"The point is to get (the no-coal initiative) on the ballot, and then the powers that be begin to understand where the wind’s blowing," Bird said.
The “powers that be” (and I hate that lame cop out phrase) are all the voters in our state and nation. That includes the people of Bellingham, but they are a small minority of the people of Washington and the people of the US. who actually are in control of transport of goods (coal and otherwise). It’s in our US Constitution. it’s Article1, Section 8, Clause 3. It’s called the Commerce Clause because it reserves for the federal government, exclusive power over trade between states, foreign nations and Indian tribes. We the people of the United States are the “powers that be” to which Stoney Bird refers. The people of Bellingham have the same rights, the same representation, and the same power as anyone else in out nation to control the flow of coal trains. I don’t know what the Bellingham Herald hopes to gain by conspiring with Stoney Bird’s separatists to take rights, representation and power from US citizens, but making enemies is no way to sell papers.
It’s Official! One more headline on August 28th claiming this initiative to be about coal trains.
I won’t deny that in another portion of the article they did refer to this as also about the Bellingham Community Bill of Rights, but the headline and opening sentence are what they are, which is deceptive regarding the true nature of the initiative.

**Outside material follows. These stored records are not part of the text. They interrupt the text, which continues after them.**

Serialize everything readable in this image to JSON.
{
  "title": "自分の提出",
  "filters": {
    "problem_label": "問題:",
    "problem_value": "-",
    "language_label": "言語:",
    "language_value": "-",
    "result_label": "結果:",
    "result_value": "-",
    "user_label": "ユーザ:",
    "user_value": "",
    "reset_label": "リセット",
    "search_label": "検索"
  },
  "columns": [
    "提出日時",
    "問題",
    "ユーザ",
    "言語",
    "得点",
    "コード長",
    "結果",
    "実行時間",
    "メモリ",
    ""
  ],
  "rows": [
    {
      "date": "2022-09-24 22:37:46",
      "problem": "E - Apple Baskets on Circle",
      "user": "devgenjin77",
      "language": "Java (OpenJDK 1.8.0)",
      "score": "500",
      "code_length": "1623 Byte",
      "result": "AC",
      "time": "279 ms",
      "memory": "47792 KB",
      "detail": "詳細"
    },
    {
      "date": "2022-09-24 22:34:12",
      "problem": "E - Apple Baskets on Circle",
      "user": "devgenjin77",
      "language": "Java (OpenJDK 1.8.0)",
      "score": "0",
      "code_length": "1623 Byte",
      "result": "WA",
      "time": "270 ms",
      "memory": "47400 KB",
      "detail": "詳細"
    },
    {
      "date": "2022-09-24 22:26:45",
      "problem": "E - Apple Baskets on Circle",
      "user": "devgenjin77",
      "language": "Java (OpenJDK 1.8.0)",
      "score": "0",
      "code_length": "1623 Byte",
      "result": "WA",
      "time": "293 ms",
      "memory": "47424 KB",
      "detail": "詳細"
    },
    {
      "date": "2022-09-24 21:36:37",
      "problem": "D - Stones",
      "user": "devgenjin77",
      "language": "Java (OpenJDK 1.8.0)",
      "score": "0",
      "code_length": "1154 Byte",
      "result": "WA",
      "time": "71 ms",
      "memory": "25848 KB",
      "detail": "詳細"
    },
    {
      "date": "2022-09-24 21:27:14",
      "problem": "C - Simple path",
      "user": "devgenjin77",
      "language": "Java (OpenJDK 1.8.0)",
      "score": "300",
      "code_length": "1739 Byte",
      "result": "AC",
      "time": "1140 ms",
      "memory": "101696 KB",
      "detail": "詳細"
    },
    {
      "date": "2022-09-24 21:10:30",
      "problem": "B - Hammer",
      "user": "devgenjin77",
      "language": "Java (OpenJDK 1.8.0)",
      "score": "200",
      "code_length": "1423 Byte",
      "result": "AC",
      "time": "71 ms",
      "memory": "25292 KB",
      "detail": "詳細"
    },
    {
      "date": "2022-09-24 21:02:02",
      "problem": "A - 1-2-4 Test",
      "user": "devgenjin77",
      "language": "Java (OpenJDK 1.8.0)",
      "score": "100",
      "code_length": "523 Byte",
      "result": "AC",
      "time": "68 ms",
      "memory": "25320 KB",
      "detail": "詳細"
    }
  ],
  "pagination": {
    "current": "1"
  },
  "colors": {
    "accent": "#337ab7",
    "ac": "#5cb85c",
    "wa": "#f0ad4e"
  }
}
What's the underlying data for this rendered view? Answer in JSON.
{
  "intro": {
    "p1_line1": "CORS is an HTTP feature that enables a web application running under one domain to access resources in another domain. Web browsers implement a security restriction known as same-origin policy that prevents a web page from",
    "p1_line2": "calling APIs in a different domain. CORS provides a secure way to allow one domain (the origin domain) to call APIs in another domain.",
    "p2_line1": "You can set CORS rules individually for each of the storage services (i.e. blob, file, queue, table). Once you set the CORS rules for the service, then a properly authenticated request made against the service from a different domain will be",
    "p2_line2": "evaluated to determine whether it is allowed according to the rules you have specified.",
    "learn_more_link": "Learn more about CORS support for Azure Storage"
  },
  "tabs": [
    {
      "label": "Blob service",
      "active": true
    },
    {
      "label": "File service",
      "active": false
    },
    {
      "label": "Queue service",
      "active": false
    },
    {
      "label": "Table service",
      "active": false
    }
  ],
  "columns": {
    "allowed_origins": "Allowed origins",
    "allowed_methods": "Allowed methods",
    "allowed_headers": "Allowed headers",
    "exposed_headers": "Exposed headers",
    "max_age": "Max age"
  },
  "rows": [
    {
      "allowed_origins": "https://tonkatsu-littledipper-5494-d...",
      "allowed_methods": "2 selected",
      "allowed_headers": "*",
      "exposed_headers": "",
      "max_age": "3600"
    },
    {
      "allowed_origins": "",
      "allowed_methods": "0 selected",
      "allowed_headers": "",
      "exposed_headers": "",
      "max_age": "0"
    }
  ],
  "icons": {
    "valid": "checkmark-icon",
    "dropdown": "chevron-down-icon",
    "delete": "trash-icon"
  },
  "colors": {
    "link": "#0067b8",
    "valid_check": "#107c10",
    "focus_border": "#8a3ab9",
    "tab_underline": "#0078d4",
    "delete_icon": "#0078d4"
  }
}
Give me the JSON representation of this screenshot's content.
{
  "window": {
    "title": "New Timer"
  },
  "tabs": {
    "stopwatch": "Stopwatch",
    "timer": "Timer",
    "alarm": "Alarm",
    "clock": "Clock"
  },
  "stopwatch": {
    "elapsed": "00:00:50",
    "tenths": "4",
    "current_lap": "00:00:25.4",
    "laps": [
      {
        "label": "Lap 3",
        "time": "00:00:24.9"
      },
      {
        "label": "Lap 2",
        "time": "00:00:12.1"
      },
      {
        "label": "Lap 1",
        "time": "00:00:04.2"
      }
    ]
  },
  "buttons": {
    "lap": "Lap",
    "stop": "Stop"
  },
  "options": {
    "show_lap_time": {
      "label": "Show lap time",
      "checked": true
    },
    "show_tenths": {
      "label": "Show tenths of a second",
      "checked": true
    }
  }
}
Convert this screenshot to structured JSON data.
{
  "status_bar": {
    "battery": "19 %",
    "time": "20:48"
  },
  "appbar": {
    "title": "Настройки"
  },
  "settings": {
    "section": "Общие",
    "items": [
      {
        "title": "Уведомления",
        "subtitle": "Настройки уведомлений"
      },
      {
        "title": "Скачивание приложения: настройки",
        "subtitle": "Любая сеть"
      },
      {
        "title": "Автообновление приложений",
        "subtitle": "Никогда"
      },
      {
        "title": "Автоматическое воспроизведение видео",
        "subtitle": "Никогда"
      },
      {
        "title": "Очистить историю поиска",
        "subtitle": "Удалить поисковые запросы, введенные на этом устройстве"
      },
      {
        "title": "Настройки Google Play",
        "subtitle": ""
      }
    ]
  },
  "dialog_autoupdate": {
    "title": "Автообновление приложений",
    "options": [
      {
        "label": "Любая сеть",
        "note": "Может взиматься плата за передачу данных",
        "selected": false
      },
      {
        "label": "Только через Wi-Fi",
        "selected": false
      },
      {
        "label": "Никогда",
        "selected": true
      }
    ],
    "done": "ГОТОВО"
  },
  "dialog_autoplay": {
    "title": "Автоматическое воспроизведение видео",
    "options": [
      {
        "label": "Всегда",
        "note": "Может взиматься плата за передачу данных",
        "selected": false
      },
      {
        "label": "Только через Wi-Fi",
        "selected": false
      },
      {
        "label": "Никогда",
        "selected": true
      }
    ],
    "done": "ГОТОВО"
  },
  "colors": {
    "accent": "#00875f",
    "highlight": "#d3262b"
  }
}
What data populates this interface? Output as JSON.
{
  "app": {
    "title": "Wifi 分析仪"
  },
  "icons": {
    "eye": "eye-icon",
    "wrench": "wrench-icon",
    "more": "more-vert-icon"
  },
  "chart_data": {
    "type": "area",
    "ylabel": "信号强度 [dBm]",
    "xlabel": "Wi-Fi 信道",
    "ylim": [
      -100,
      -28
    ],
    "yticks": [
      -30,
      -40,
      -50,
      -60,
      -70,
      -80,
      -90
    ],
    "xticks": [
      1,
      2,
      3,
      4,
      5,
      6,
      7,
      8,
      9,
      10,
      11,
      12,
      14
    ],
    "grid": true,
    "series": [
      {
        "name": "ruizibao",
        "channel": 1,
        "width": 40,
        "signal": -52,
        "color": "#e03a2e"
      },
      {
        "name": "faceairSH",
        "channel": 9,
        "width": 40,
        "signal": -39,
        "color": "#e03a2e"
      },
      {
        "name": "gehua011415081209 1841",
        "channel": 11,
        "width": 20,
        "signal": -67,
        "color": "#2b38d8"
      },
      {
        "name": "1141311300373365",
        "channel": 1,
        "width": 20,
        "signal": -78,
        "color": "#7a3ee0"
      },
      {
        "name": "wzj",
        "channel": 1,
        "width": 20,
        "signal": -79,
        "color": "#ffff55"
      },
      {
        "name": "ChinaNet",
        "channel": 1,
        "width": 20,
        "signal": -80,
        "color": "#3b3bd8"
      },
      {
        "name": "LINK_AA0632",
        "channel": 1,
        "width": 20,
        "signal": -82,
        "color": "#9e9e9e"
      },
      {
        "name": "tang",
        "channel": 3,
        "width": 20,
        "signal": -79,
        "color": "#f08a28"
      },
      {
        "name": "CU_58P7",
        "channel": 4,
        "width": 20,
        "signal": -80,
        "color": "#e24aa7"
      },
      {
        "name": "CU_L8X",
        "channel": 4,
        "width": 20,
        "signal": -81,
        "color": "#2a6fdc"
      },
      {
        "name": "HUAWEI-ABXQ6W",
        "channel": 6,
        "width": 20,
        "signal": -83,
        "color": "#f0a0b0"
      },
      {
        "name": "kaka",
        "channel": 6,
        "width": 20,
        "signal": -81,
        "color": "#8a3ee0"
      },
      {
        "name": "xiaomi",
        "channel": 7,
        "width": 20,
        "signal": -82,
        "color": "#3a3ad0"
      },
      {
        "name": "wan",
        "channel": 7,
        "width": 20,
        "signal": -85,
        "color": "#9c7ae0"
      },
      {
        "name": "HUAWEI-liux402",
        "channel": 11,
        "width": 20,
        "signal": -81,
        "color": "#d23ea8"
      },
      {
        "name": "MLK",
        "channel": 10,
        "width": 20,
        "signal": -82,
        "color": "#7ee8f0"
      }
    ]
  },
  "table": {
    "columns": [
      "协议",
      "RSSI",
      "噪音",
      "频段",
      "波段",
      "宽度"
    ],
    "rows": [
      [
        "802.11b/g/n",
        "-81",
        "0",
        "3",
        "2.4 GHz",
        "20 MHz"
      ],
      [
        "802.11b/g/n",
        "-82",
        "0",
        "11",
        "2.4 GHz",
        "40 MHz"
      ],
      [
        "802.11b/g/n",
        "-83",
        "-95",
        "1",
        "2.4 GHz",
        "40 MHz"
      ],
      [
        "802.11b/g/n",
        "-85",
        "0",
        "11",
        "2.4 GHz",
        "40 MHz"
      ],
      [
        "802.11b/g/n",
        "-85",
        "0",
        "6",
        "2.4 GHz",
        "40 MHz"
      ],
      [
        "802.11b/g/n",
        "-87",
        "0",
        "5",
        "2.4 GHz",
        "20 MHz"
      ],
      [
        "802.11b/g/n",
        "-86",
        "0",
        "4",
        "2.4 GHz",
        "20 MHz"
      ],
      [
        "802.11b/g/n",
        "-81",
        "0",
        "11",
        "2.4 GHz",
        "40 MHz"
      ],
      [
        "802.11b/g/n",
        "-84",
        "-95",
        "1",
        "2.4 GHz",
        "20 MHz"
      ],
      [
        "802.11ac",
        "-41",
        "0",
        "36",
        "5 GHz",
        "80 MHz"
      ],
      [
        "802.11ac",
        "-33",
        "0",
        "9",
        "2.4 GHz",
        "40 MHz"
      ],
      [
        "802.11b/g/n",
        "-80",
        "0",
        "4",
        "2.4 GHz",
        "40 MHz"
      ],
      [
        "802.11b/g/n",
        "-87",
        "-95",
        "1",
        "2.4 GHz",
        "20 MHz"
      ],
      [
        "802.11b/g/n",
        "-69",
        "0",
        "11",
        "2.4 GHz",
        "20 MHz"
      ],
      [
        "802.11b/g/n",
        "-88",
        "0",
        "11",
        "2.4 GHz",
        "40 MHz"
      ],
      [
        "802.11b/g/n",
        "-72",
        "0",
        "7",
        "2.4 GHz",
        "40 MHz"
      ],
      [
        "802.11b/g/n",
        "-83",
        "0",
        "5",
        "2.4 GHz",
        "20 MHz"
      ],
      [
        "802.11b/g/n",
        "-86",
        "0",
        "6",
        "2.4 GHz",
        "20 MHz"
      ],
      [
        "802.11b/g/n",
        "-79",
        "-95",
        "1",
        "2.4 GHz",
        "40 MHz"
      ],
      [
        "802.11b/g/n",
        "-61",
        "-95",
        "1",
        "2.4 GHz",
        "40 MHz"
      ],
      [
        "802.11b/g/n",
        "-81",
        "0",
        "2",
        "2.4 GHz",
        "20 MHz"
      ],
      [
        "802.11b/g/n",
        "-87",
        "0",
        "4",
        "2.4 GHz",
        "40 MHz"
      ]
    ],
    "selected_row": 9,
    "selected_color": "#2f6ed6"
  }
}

Place Holder for next Update about the Herald referring to this as a Coal thing